Prior studies have examined the association between CRP levels and infection risk. For example, in a case-control study of 144 patients with HIV infection, Bjerk, et al. found that higher hsCRP was associated with a two-fold increased odds ratio for pneumonia. 
In a study of 3,075 elderly (>70 years old) participants in the Health ABC cohort, Yende, et al. found that higher baseline CRP levels were not independently associated with pneumonia risk. 
However, Yende’s effort did not utilize the newer high sensitivity CRP assay, as we used in the current study. We note that in the current study we did identify an independent association between baseline hsCRP and non-sepsis infection risk. While we did not separately examine pneumonia cases, over half of the sepsis cases in this series were due to lung infections.
We emphasize that we did not set out to develop a sepsis risk prediction rule using hsCRP. Our study merely indicates the presence of an association between hsCRP and future sepsis risk. However, given the results of this study, hsCRP may potentially play a role in a formal derivation of a risk prediction model. If the risk predictive abilities of hsCRP were validated, there could be plausible strategies to reduce the risk or impact of sepsis. For example, individuals at high risk of sepsis may merit more proactive treatment at the earliest stages of microbial infection, with earlier initiation of antibiotics, reduced thresholds for hospital admission, more aggressive early resuscitation, or more vigilant laboratory and physiologic monitoring during hospitalization. Statin therapy reduces cardiovascular events in individuals with elevated baseline hsCRP. 
Gupta, et al. showed that statin use was associated with a reduced risk of hospitalization for sepsis among individuals with chronic kidney disease. 
Other studies of hospitalized sepsis patients have suggested mitigated disease severity and organ dysfunction among those with pre-existing statin use. 
Limitations of this study should be noted. To maintain consistency with prior cardiovascular studies, in this study we defined elevated baseline hsCRP as >3.0 mg/L. 

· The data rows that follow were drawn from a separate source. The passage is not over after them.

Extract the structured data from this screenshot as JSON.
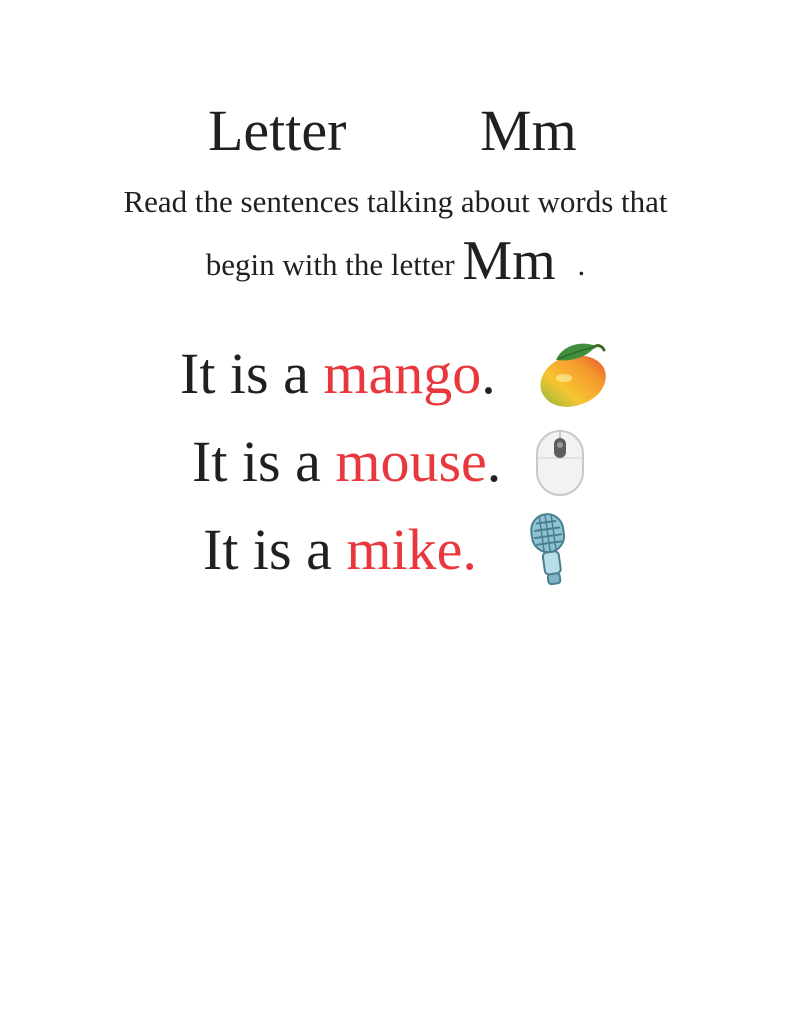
{
  "title": {
    "word_letter": "Letter",
    "word_mm": "Mm"
  },
  "instructions": {
    "line1": "Read the sentences talking about words that",
    "line2_prefix": "begin with the letter",
    "line2_letter": "Mm",
    "line2_suffix": "."
  },
  "sentences": [
    {
      "prefix": "It is a ",
      "word": "mango",
      "suffix": ".",
      "icon": "mango-icon"
    },
    {
      "prefix": "It is a ",
      "word": "mouse",
      "suffix": ".",
      "icon": "computer-mouse-icon"
    },
    {
      "prefix": "It is a ",
      "word": "mike.",
      "suffix": "",
      "icon": "microphone-icon"
    }
  ],
  "colors": {
    "text": "#231f20",
    "highlight": "#e8383d"
  }
}
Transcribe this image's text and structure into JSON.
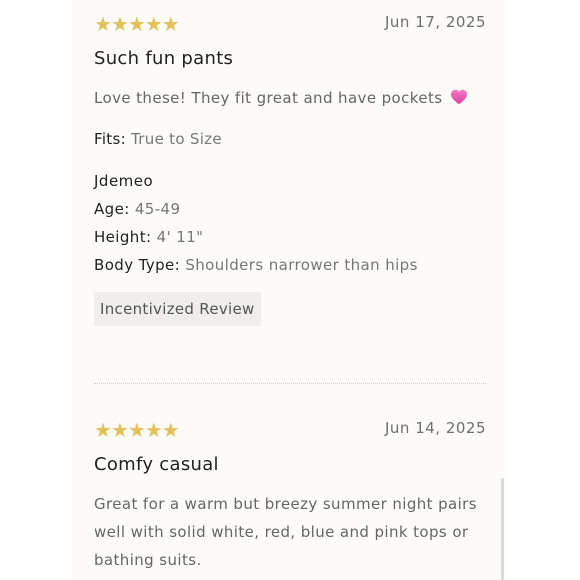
{
  "reviews": [
    {
      "rating": 5,
      "stars": "★★★★★",
      "date": "Jun 17, 2025",
      "title": "Such fun pants",
      "body": "Love these! They fit great and have pockets",
      "body_emoji": "heart-emoji",
      "fits_label": "Fits:",
      "fits_value": "True to Size",
      "reviewer": "Jdemeo",
      "age_label": "Age:",
      "age_value": "45-49",
      "height_label": "Height:",
      "height_value": "4' 11\"",
      "body_type_label": "Body Type:",
      "body_type_value": "Shoulders narrower than hips",
      "badge": "Incentivized Review"
    },
    {
      "rating": 5,
      "stars": "★★★★★",
      "date": "Jun 14, 2025",
      "title": "Comfy casual",
      "body": "Great for a warm but breezy summer night pairs well with solid white, red, blue and pink tops or bathing suits."
    }
  ],
  "colors": {
    "star": "#e2c15a",
    "heart": "#e85ab4",
    "panel_bg": "#fcfbf7",
    "badge_bg": "#f0eeea"
  }
}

However, other hsCRP cutpoints are potentially possible for different age, sex or racial groups and merit additional study. Due to time lags in event reports and record retrieval, we have not yet reviewed medical records for a portion of individuals with reported serious infection hospitalizations. Furthermore, compared with individuals included in the analysis, excluded individuals were more likely to be black and to exhibit higher hsCRP levels. Therefore, our reported HRs may represent underestimates. Because REGARDS is not a surveillance study, we may not have detected all sepsis events. We did not examine severity variants of sepsis such as severe sepsis and septic shock because these conditions often develop later in the hospital course; however, it is possible that associations between hsCRP and various forms of sepsis may differ than those reported here. We also did not examine associations between hsCRP and repeat sepsis events.
By design, the REGARDS cohort includes only African Americans and whites, and thus we could not examine associations among other racial groups or Hispanic ethnicity. History of cancer was not ascertained by REGARDS, and this may represent an important risk factor for subsequent sepsis. Also, our study was able to detect the presence of chronic medical conditions but not their level of severity. Because the study did not collect information on pulmonary conditions, we used pulmonary medications as a surrogate for chronic lung disease. Our analysis utilized baseline hsCRP measurements; we could not assess the effect of changes of hsCRP over time. While we observed an association between elevated hsCRP and sepsis risk, elevated hsCRP may reflect risk for a host of inflammatory conditions not limited to sepsis; for example, cardiovascular disease and stroke. 
In this study elevated hsCRP at a stable phase of health was associated with increased risk of future sepsis events. hsCRP may identify individuals at increased risk for sepsis.